ALBUQUERQUE, N.M. — Editor’s note: This story has been updated to make clear that the proposal concerns federally owned mineral rights beneath privately owned land.
New Mexico Tech is about to play a big role in a proposed new fund for early childhood education in the state.
The Socorro university, under an agreement signed with the State Land Office this month, will assess the commercial potential of untapped subsurface mineral deposits held by the federal government in New Mexico.
The Land Office believes those deposits could generate new funds for early childhood education, but it wants Tech to analyze their commercial worth before it stakes any legal claims and seeks a federal transfer.
The results, to be delivered in March, will be used to support the office’s efforts to get legislative approval for a new Early Childhood Education Land Grant Permanent Fund.
Under the memorandum of understanding, the university will identify the most promising sites statewide and evaluate their revenue-generating capacity, said Patrick Padilla, Land Office assistant commissioner of mineral resources.
“There’s a lot of overhead associated with managing that land, so we want to make sure we’re not taking on an undue burden,” he said. “We want to make sure it’s economically feasible, and not just a lot of unproductive land that we end up managing through this initiative.”
Land Commissioner Aubrey Dunn proposed legislative approval of a bill in August creating the permanent fund and using income generated for early childhood education.
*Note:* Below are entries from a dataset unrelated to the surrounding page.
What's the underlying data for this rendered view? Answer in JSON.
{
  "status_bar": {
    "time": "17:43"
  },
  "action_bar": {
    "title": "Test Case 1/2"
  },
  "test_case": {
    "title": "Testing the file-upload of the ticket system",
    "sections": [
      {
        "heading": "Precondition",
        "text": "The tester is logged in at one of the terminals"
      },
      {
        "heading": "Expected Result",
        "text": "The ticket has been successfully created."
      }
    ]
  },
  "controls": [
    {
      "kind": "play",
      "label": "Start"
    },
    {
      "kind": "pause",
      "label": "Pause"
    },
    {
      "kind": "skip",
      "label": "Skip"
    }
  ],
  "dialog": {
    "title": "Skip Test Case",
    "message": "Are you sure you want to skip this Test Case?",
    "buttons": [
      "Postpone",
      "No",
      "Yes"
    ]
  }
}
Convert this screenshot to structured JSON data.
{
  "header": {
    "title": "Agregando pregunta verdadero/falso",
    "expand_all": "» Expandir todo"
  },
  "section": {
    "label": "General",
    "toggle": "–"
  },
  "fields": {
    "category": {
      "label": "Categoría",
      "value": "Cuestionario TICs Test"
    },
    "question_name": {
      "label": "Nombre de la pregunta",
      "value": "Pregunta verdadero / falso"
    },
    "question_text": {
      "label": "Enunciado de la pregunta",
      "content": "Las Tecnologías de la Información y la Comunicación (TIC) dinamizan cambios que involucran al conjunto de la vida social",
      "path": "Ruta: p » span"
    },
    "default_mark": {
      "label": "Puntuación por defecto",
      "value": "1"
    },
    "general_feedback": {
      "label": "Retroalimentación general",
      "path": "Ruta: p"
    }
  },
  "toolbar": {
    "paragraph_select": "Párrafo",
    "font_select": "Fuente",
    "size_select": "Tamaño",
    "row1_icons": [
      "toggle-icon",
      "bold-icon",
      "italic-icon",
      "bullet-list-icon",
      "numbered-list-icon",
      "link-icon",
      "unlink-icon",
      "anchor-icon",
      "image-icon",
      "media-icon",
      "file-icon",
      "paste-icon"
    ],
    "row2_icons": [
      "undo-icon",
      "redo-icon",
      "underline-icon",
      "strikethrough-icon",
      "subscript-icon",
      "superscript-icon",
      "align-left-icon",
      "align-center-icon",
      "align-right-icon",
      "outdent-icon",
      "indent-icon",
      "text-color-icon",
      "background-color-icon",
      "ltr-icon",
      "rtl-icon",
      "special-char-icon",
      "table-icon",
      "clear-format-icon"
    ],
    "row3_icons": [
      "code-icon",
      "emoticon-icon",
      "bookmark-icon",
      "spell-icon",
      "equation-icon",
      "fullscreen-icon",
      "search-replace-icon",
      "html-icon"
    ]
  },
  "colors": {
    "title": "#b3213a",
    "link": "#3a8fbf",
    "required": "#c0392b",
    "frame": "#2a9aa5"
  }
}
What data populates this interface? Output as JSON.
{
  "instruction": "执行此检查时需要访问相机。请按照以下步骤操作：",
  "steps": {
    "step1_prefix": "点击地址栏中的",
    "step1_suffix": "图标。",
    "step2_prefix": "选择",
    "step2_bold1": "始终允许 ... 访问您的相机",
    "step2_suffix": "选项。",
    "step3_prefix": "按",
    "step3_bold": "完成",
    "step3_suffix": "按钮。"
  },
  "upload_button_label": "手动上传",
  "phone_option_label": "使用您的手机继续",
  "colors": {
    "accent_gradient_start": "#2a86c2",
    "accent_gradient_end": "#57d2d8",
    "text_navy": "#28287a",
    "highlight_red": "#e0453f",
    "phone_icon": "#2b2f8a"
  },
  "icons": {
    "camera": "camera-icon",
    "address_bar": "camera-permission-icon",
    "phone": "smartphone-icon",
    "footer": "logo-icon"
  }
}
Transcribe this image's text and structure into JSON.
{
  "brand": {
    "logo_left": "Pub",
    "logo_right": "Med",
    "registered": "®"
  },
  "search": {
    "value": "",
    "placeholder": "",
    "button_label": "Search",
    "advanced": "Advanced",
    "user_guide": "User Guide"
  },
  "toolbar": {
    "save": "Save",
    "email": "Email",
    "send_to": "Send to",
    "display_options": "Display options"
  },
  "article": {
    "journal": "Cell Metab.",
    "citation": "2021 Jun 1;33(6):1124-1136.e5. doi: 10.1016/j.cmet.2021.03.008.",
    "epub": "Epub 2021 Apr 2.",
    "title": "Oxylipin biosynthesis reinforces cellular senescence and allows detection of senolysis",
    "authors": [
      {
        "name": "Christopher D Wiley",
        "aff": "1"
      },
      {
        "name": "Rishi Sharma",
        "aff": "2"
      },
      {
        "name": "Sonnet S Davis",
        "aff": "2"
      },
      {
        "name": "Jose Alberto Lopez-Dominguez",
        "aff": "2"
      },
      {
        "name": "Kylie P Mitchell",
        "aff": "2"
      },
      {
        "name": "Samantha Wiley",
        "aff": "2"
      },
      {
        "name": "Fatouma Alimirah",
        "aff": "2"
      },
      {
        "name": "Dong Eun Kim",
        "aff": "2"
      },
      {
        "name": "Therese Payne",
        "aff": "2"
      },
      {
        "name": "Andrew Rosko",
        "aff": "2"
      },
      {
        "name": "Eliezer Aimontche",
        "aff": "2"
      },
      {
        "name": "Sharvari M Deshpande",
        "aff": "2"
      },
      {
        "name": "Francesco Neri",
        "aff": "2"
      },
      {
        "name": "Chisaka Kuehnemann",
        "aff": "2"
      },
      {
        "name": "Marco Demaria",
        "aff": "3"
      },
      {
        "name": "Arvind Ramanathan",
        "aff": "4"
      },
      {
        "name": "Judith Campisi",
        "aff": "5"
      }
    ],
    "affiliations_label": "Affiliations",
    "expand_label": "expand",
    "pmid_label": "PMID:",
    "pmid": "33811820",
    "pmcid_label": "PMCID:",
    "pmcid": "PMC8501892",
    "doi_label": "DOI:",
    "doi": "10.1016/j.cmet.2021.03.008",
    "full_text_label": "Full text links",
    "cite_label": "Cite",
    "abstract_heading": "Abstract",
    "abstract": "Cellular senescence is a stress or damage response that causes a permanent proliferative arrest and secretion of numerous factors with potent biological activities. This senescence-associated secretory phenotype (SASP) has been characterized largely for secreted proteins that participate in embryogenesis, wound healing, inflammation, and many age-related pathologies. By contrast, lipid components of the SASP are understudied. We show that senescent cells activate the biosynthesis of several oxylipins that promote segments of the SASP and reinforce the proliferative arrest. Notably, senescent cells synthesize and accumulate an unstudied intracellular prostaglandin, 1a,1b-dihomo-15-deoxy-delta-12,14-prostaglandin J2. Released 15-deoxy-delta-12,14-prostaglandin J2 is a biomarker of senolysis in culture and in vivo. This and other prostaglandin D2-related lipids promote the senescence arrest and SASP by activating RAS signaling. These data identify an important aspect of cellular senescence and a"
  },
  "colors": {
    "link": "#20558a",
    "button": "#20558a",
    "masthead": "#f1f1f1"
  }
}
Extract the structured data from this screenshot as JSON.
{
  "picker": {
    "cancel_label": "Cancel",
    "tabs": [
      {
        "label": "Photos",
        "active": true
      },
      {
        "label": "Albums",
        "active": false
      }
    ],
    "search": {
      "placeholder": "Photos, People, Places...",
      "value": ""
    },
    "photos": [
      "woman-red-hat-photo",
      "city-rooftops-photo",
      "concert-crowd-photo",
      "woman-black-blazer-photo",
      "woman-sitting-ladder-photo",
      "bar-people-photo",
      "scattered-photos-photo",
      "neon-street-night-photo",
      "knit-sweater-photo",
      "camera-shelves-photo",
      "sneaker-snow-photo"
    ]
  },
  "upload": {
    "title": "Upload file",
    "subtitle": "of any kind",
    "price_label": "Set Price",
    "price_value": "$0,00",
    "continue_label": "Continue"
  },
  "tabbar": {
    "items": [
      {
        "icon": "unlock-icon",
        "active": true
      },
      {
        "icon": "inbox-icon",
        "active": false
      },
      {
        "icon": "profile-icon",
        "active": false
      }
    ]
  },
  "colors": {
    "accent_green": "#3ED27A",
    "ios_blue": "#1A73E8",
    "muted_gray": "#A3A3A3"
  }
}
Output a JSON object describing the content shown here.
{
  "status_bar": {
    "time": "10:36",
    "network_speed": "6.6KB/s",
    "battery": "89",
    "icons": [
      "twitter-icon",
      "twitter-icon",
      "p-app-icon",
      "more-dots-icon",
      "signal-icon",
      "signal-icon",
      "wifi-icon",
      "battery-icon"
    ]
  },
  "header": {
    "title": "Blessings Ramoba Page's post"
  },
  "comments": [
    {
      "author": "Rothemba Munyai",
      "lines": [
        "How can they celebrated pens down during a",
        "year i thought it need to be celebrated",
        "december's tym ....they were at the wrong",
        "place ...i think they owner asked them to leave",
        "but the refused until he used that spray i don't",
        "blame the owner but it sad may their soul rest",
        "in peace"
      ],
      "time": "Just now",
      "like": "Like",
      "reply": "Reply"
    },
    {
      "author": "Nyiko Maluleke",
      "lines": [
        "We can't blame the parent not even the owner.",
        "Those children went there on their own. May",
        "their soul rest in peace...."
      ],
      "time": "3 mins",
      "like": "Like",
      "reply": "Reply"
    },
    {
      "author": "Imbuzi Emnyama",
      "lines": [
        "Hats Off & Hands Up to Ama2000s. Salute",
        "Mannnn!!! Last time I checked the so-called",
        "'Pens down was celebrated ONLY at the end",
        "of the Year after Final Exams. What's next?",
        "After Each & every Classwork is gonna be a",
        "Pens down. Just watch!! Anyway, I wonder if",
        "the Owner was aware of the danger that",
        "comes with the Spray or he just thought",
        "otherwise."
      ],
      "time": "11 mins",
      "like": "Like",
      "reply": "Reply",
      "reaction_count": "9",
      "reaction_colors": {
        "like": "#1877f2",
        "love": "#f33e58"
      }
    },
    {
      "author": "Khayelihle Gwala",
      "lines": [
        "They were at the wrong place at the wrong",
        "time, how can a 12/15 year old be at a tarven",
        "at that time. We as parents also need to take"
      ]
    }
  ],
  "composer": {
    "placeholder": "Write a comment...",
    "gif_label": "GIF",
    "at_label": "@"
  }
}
Congress would first have to approve the mineral rights transfer, which the Land Office is still discussing with the state’s congressional delegation. But Rep. Steve Pearce, R-N.M., is expected to push it forward at the federal level, said Dunn spokeswoman Emily Strickler.
The Land Office says about 6.6 million acres of unleased federal subsurface deposits could be tapped around the state. The deposits in question are located under private land in what is known as a split estate, meaning private owners control the surface but the federal government has rights to what lies beneath.
The Land Office believes the proposal could generate about $210 million a year for the fund through mining over those mineral deposits. That estimate is based on revenue generated from the 13 million subsurface acres the state currently manages in New Mexico, about 20 percent of which is in production, Padilla said.
Dunn’s office will pay about $47,000 for the Tech study.
“It will give us a broad-stroke overview of the good areas, the bad areas, and why,” Padilla said.
Tech’s Petroleum Recovery Research Center and the state Bureau of Geology and Mineral resources will work together, said Martha Cather, geologist and principal investigator on the project.
Those entities will comb through existing surveys and studies to pinpoint the most likely places for commercial deposits within the targeted acreage, Cather said. That includes potential for everything from oil and gas, helium, and precious minerals to potash, copper and industrial metals like gypsum and limestone.
“It’s a high-level evaluation that won’t look at specific land parcels,” Cather said. “There’s no field work involved. It’s strictly a synthesis of existing research at this point.”